Read through the material below and find each line that has the word "JSON"; copy it.

··· RECORD EXCERPTS

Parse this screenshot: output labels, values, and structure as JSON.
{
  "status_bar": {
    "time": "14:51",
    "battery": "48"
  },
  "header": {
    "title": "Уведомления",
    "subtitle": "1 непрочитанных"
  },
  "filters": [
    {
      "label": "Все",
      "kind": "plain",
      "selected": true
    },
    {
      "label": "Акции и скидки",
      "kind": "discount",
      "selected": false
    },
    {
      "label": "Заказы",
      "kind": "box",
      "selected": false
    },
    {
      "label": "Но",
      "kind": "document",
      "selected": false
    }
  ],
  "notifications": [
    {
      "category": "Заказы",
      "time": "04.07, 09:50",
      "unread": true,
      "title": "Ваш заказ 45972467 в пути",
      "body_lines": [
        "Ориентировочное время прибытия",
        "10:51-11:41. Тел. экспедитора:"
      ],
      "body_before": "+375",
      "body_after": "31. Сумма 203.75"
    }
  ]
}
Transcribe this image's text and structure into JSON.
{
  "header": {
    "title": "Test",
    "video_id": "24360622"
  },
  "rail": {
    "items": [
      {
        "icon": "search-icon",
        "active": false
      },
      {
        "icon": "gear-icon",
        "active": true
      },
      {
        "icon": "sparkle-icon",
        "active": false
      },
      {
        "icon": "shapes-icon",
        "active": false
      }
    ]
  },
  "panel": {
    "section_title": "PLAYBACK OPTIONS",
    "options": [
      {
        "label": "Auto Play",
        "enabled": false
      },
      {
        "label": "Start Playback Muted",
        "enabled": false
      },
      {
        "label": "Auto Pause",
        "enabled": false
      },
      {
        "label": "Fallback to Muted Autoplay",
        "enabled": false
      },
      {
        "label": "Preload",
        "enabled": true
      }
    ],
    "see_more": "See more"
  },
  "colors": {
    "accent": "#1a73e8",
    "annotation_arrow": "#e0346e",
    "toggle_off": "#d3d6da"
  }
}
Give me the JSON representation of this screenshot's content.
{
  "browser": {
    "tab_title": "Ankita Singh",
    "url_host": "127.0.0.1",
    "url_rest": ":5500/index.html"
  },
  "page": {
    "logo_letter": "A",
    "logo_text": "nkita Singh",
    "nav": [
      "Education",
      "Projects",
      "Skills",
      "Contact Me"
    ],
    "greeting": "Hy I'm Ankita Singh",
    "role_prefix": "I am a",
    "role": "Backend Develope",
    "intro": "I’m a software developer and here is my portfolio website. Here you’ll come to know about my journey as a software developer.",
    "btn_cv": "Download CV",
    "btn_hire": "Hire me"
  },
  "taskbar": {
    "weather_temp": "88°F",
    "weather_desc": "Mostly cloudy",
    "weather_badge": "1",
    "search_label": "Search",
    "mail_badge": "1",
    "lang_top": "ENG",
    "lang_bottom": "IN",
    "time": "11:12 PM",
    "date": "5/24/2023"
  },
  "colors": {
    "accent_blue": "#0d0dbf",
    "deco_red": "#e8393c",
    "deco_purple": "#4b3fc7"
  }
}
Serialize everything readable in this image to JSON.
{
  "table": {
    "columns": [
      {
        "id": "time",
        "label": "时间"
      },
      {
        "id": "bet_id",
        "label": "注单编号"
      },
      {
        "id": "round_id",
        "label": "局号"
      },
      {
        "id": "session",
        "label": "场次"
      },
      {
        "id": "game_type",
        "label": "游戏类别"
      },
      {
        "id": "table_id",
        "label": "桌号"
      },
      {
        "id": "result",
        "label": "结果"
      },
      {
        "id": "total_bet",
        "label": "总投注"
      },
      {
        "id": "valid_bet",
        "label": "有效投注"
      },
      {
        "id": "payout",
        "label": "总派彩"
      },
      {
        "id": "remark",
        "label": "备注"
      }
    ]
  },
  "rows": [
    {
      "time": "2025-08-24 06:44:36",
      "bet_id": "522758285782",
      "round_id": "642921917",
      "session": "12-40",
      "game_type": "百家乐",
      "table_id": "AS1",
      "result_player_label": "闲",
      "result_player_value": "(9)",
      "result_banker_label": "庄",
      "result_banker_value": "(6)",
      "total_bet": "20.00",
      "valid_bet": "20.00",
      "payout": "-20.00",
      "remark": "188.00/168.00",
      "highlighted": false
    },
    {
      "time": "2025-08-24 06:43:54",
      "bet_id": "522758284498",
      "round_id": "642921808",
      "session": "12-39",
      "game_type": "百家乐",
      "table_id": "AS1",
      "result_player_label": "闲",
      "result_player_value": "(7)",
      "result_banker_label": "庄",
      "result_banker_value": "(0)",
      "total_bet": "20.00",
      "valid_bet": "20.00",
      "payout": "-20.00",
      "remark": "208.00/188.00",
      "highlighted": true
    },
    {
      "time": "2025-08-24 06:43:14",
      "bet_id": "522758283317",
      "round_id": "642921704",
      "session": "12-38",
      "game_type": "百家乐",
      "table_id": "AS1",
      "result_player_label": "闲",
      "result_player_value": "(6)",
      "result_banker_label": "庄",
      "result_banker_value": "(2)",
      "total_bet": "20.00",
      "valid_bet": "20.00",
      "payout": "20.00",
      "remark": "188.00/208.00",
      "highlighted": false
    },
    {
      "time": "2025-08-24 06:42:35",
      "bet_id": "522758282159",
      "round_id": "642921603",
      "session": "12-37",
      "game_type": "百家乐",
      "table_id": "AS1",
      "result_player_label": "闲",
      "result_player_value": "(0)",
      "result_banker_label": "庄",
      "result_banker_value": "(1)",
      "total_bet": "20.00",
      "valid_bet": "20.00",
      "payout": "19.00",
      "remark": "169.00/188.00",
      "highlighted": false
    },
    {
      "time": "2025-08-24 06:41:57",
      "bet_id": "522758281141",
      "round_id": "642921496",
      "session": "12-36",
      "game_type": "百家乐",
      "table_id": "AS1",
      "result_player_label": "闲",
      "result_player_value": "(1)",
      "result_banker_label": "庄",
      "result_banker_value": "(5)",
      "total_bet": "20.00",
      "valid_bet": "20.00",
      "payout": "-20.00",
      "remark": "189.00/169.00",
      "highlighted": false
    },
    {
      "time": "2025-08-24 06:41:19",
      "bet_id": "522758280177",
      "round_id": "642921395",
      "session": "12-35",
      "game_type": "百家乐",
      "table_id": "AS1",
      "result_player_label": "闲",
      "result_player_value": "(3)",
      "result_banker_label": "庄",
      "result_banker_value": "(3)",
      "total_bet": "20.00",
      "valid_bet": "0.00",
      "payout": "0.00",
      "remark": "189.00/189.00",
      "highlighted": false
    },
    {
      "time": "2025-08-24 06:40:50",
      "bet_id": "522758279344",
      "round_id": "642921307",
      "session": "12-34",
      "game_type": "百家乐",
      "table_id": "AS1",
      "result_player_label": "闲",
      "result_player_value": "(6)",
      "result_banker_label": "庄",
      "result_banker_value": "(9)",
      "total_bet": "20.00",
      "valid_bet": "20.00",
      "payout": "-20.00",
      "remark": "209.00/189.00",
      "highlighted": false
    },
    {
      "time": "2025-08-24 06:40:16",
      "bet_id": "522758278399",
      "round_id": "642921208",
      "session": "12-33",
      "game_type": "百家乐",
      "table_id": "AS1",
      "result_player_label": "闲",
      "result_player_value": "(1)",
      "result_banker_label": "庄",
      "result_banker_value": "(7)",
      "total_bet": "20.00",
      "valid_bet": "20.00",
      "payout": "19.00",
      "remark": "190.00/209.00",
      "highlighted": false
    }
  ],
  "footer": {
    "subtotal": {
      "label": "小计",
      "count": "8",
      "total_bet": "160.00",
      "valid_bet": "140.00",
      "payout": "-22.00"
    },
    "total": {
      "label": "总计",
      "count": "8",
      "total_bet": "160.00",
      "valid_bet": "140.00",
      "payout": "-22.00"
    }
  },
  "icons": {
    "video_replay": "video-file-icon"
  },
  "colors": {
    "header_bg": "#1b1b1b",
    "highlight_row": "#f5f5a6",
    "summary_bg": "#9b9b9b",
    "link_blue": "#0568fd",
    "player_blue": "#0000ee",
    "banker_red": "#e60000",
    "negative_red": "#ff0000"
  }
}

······

# SOLUTION FOR THIS PROBLEM:
Parse this screenshot: output labels, values, and structure as JSON.
Transcribe this image's text and structure into JSON.
Give me the JSON representation of this screenshot's content.
Serialize everything readable in this image to JSON.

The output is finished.